What you need to do =>
The response should consist of the data reproduced word for word.

====== Source material ======

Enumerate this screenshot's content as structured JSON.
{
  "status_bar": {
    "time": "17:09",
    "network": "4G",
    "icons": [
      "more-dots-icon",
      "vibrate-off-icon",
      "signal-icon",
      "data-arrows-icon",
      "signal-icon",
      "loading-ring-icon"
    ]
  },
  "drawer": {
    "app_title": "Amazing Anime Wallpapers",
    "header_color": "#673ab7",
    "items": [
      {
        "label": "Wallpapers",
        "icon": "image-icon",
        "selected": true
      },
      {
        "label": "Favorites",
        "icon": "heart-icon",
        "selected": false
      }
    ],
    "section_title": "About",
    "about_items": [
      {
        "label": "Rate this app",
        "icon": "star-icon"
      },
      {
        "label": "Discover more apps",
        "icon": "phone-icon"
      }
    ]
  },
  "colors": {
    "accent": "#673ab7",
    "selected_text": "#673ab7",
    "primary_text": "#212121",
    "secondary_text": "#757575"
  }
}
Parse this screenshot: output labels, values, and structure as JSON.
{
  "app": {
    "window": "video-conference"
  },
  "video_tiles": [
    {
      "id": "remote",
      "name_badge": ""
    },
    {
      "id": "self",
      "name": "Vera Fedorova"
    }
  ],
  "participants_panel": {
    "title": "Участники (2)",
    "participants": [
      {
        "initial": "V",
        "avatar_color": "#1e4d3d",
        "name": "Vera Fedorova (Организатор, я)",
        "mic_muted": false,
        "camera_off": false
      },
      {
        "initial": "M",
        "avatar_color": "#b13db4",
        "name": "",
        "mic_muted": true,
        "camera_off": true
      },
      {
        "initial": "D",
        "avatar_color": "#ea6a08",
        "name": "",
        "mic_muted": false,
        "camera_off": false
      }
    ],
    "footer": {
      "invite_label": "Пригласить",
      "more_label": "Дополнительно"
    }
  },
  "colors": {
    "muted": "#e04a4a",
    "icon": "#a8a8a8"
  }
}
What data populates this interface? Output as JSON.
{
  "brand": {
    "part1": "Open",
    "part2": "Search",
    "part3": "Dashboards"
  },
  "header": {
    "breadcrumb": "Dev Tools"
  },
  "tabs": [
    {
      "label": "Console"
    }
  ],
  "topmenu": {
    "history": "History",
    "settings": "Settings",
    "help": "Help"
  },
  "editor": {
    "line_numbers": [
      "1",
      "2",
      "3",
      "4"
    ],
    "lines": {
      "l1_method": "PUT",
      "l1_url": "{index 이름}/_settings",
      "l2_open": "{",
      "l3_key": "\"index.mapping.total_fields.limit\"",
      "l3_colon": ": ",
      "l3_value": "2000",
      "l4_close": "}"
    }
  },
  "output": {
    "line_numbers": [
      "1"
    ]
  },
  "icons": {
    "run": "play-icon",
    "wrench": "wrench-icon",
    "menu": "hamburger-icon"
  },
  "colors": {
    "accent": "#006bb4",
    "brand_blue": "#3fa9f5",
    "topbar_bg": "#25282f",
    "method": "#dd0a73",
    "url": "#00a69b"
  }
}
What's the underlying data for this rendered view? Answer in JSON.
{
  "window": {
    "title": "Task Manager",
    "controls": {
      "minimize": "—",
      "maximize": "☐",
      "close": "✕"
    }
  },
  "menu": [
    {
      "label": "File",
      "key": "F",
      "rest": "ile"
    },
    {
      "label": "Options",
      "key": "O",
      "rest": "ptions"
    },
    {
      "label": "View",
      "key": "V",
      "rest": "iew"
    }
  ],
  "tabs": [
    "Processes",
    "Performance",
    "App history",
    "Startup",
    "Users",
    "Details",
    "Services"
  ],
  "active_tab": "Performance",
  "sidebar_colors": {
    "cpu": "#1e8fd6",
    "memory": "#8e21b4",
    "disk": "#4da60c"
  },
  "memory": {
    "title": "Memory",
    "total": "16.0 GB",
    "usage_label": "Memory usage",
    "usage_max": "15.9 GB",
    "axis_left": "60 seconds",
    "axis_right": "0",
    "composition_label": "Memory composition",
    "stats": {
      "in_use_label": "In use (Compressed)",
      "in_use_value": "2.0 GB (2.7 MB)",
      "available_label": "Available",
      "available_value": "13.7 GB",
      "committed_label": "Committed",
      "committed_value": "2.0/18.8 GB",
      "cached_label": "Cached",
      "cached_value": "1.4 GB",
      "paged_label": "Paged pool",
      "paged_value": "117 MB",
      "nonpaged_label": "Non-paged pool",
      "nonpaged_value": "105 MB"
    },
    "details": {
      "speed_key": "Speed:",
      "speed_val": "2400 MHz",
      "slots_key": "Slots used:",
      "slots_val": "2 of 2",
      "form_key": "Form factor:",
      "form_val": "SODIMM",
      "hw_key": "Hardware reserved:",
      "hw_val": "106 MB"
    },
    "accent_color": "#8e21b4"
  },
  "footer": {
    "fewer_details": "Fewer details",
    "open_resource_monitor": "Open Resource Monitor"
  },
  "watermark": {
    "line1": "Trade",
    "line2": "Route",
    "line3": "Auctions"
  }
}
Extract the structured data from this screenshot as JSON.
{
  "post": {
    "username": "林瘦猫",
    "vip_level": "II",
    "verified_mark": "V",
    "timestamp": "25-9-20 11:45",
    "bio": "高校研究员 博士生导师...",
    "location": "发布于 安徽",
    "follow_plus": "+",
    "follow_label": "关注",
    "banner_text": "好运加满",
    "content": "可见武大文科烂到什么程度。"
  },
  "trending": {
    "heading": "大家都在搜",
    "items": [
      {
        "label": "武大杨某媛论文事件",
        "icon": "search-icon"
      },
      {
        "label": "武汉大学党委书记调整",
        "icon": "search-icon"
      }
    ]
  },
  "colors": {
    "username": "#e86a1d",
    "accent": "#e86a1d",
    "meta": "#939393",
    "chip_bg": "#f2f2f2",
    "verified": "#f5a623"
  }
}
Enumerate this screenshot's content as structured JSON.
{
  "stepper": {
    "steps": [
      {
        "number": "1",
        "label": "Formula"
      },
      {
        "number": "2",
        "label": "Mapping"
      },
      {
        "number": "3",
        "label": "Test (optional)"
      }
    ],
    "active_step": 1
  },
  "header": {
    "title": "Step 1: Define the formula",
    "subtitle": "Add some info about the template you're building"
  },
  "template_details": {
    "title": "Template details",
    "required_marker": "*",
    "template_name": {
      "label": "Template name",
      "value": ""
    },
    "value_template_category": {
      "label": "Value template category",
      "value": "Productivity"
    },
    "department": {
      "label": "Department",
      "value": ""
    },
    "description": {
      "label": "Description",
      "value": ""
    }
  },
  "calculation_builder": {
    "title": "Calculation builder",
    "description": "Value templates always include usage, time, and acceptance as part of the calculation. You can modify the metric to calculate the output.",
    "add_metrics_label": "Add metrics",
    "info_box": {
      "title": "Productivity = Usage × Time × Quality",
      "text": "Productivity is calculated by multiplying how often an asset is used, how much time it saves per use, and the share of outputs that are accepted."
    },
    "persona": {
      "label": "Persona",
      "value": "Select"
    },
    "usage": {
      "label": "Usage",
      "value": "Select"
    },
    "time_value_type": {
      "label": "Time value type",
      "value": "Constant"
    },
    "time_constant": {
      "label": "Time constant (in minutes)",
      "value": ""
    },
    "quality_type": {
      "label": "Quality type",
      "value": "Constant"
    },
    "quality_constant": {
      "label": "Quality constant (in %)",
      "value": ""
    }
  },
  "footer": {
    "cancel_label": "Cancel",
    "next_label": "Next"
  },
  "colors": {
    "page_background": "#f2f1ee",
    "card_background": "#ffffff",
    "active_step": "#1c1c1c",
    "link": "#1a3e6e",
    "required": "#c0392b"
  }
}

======

Solution to this exercise =>
Enumerate this screenshot's content as structured JSON.
{
  "status_bar": {
    "time": "17:09",
    "network": "4G",
    "icons": [
      "more-dots-icon",
      "vibrate-off-icon",
      "signal-icon",
      "data-arrows-icon",
      "signal-icon",
      "loading-ring-icon"
    ]
  },
  "drawer": {
    "app_title": "Amazing Anime Wallpapers",
    "header_color": "#673ab7",
    "items": [
      {
        "label": "Wallpapers",
        "icon": "image-icon",
        "selected": true
      },
      {
        "label": "Favorites",
        "icon": "heart-icon",
        "selected": false
      }
    ],
    "section_title": "About",
    "about_items": [
      {
        "label": "Rate this app",
        "icon": "star-icon"
      },
      {
        "label": "Discover more apps",
        "icon": "phone-icon"
      }
    ]
  },
  "colors": {
    "accent": "#673ab7",
    "selected_text": "#673ab7",
    "primary_text": "#212121",
    "secondary_text": "#757575"
  }
}
Parse this screenshot: output labels, values, and structure as JSON.
{
  "app": {
    "window": "video-conference"
  },
  "video_tiles": [
    {
      "id": "remote",
      "name_badge": ""
    },
    {
      "id": "self",
      "name": "Vera Fedorova"
    }
  ],
  "participants_panel": {
    "title": "Участники (2)",
    "participants": [
      {
        "initial": "V",
        "avatar_color": "#1e4d3d",
        "name": "Vera Fedorova (Организатор, я)",
        "mic_muted": false,
        "camera_off": false
      },
      {
        "initial": "M",
        "avatar_color": "#b13db4",
        "name": "",
        "mic_muted": true,
        "camera_off": true
      },
      {
        "initial": "D",
        "avatar_color": "#ea6a08",
        "name": "",
        "mic_muted": false,
        "camera_off": false
      }
    ],
    "footer": {
      "invite_label": "Пригласить",
      "more_label": "Дополнительно"
    }
  },
  "colors": {
    "muted": "#e04a4a",
    "icon": "#a8a8a8"
  }
}
What data populates this interface? Output as JSON.
{
  "brand": {
    "part1": "Open",
    "part2": "Search",
    "part3": "Dashboards"
  },
  "header": {
    "breadcrumb": "Dev Tools"
  },
  "tabs": [
    {
      "label": "Console"
    }
  ],
  "topmenu": {
    "history": "History",
    "settings": "Settings",
    "help": "Help"
  },
  "editor": {
    "line_numbers": [
      "1",
      "2",
      "3",
      "4"
    ],
    "lines": {
      "l1_method": "PUT",
      "l1_url": "{index 이름}/_settings",
      "l2_open": "{",
      "l3_key": "\"index.mapping.total_fields.limit\"",
      "l3_colon": ": ",
      "l3_value": "2000",
      "l4_close": "}"
    }
  },
  "output": {
    "line_numbers": [
      "1"
    ]
  },
  "icons": {
    "run": "play-icon",
    "wrench": "wrench-icon",
    "menu": "hamburger-icon"
  },
  "colors": {
    "accent": "#006bb4",
    "brand_blue": "#3fa9f5",
    "topbar_bg": "#25282f",
    "method": "#dd0a73",
    "url": "#00a69b"
  }
}
What's the underlying data for this rendered view? Answer in JSON.
{
  "window": {
    "title": "Task Manager",
    "controls": {
      "minimize": "—",
      "maximize": "☐",
      "close": "✕"
    }
  },
  "menu": [
    {
      "label": "File",
      "key": "F",
      "rest": "ile"
    },
    {
      "label": "Options",
      "key": "O",
      "rest": "ptions"
    },
    {
      "label": "View",
      "key": "V",
      "rest": "iew"
    }
  ],
  "tabs": [
    "Processes",
    "Performance",
    "App history",
    "Startup",
    "Users",
    "Details",
    "Services"
  ],
  "active_tab": "Performance",
  "sidebar_colors": {
    "cpu": "#1e8fd6",
    "memory": "#8e21b4",
    "disk": "#4da60c"
  },
  "memory": {
    "title": "Memory",
    "total": "16.0 GB",
    "usage_label": "Memory usage",
    "usage_max": "15.9 GB",
    "axis_left": "60 seconds",
    "axis_right": "0",
    "composition_label": "Memory composition",
    "stats": {
      "in_use_label": "In use (Compressed)",
      "in_use_value": "2.0 GB (2.7 MB)",
      "available_label": "Available",
      "available_value": "13.7 GB",
      "committed_label": "Committed",
      "committed_value": "2.0/18.8 GB",
      "cached_label": "Cached",
      "cached_value": "1.4 GB",
      "paged_label": "Paged pool",
      "paged_value": "117 MB",
      "nonpaged_label": "Non-paged pool",
      "nonpaged_value": "105 MB"
    },
    "details": {
      "speed_key": "Speed:",
      "speed_val": "2400 MHz",
      "slots_key": "Slots used:",
      "slots_val": "2 of 2",
      "form_key": "Form factor:",
      "form_val": "SODIMM",
      "hw_key": "Hardware reserved:",
      "hw_val": "106 MB"
    },
    "accent_color": "#8e21b4"
  },
  "footer": {
    "fewer_details": "Fewer details",
    "open_resource_monitor": "Open Resource Monitor"
  },
  "watermark": {
    "line1": "Trade",
    "line2": "Route",
    "line3": "Auctions"
  }
}
Extract the structured data from this screenshot as JSON.
{
  "post": {
    "username": "林瘦猫",
    "vip_level": "II",
    "verified_mark": "V",
    "timestamp": "25-9-20 11:45",
    "bio": "高校研究员 博士生导师...",
    "location": "发布于 安徽",
    "follow_plus": "+",
    "follow_label": "关注",
    "banner_text": "好运加满",
    "content": "可见武大文科烂到什么程度。"
  },
  "trending": {
    "heading": "大家都在搜",
    "items": [
      {
        "label": "武大杨某媛论文事件",
        "icon": "search-icon"
      },
      {
        "label": "武汉大学党委书记调整",
        "icon": "search-icon"
      }
    ]
  },
  "colors": {
    "username": "#e86a1d",
    "accent": "#e86a1d",
    "meta": "#939393",
    "chip_bg": "#f2f2f2",
    "verified": "#f5a623"
  }
}
Enumerate this screenshot's content as structured JSON.
{
  "stepper": {
    "steps": [
      {
        "number": "1",
        "label": "Formula"
      },
      {
        "number": "2",
        "label": "Mapping"
      },
      {
        "number": "3",
        "label": "Test (optional)"
      }
    ],
    "active_step": 1
  },
  "header": {
    "title": "Step 1: Define the formula",
    "subtitle": "Add some info about the template you're building"
  },
  "template_details": {
    "title": "Template details",
    "required_marker": "*",
    "template_name": {
      "label": "Template name",
      "value": ""
    },
    "value_template_category": {
      "label": "Value template category",
      "value": "Productivity"
    },
    "department": {
      "label": "Department",
      "value": ""
    },
    "description": {
      "label": "Description",
      "value": ""
    }
  },
  "calculation_builder": {
    "title": "Calculation builder",
    "description": "Value templates always include usage, time, and acceptance as part of the calculation. You can modify the metric to calculate the output.",
    "add_metrics_label": "Add metrics",
    "info_box": {
      "title": "Productivity = Usage × Time × Quality",
      "text": "Productivity is calculated by multiplying how often an asset is used, how much time it saves per use, and the share of outputs that are accepted."
    },
    "persona": {
      "label": "Persona",
      "value": "Select"
    },
    "usage": {
      "label": "Usage",
      "value": "Select"
    },
    "time_value_type": {
      "label": "Time value type",
      "value": "Constant"
    },
    "time_constant": {
      "label": "Time constant (in minutes)",
      "value": ""
    },
    "quality_type": {
      "label": "Quality type",
      "value": "Constant"
    },
    "quality_constant": {
      "label": "Quality constant (in %)",
      "value": ""
    }
  },
  "footer": {
    "cancel_label": "Cancel",
    "next_label": "Next"
  },
  "colors": {
    "page_background": "#f2f1ee",
    "card_background": "#ffffff",
    "active_step": "#1c1c1c",
    "link": "#1a3e6e",
    "required": "#c0392b"
  }
}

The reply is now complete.